----- Material for this task

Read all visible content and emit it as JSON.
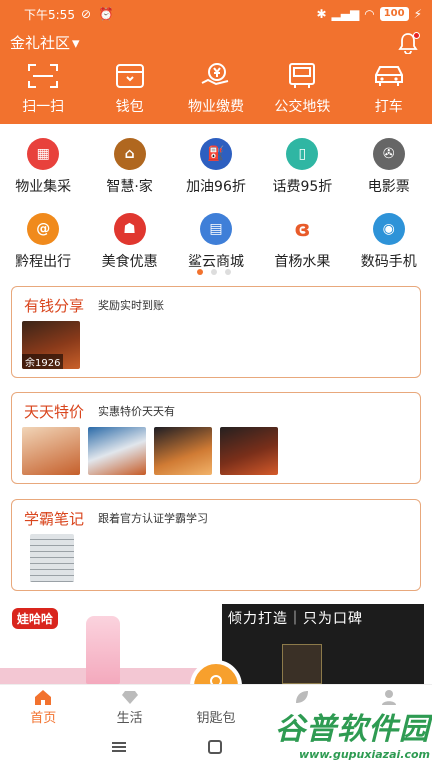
{
  "status_bar": {
    "time": "下午5:55",
    "battery": "100"
  },
  "header": {
    "community": "金礼社区",
    "quick": [
      "扫一扫",
      "钱包",
      "物业缴费",
      "公交地铁",
      "打车"
    ]
  },
  "services": [
    {
      "label": "物业集采",
      "icon": "grid-icon",
      "color": "#e8413c"
    },
    {
      "label": "智慧·家",
      "icon": "home-icon",
      "color": "#b0671f"
    },
    {
      "label": "加油96折",
      "icon": "gas-icon",
      "color": "#2d5fc0"
    },
    {
      "label": "话费95折",
      "icon": "phone-icon",
      "color": "#2fb6a3"
    },
    {
      "label": "电影票",
      "icon": "film-icon",
      "color": "#666666"
    },
    {
      "label": "黔程出行",
      "icon": "travel-icon",
      "color": "#f08a1c"
    },
    {
      "label": "美食优惠",
      "icon": "food-icon",
      "color": "#e0372f"
    },
    {
      "label": "鲨云商城",
      "icon": "shop-icon",
      "color": "#3f7fd8"
    },
    {
      "label": "首杨水果",
      "icon": "fruit-icon",
      "color": "#e85b2a"
    },
    {
      "label": "数码手机",
      "icon": "camera-icon",
      "color": "#2e93d8"
    }
  ],
  "cards": {
    "money": {
      "title": "有钱分享",
      "subtitle": "奖励实时到账",
      "badge": "余1926"
    },
    "daily": {
      "title": "天天特价",
      "subtitle": "实惠特价天天有"
    },
    "study": {
      "title": "学霸笔记",
      "subtitle": "跟着官方认证学霸学习"
    }
  },
  "promo": {
    "brand": "娃哈哈",
    "slogan": "倾力打造｜只为口碑"
  },
  "tabs": [
    "首页",
    "生活",
    "钥匙包",
    "",
    ""
  ],
  "watermark": {
    "line1": "谷普软件园",
    "line2": "www.gupuxiazai.com"
  }
}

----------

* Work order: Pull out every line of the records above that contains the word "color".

* Answer for the task:
      "color": "#e8413c"
      "color": "#b0671f"
      "color": "#2d5fc0"
      "color": "#2fb6a3"
      "color": "#666666"
      "color": "#f08a1c"
      "color": "#e0372f"
      "color": "#3f7fd8"
      "color": "#e85b2a"
      "color": "#2e93d8"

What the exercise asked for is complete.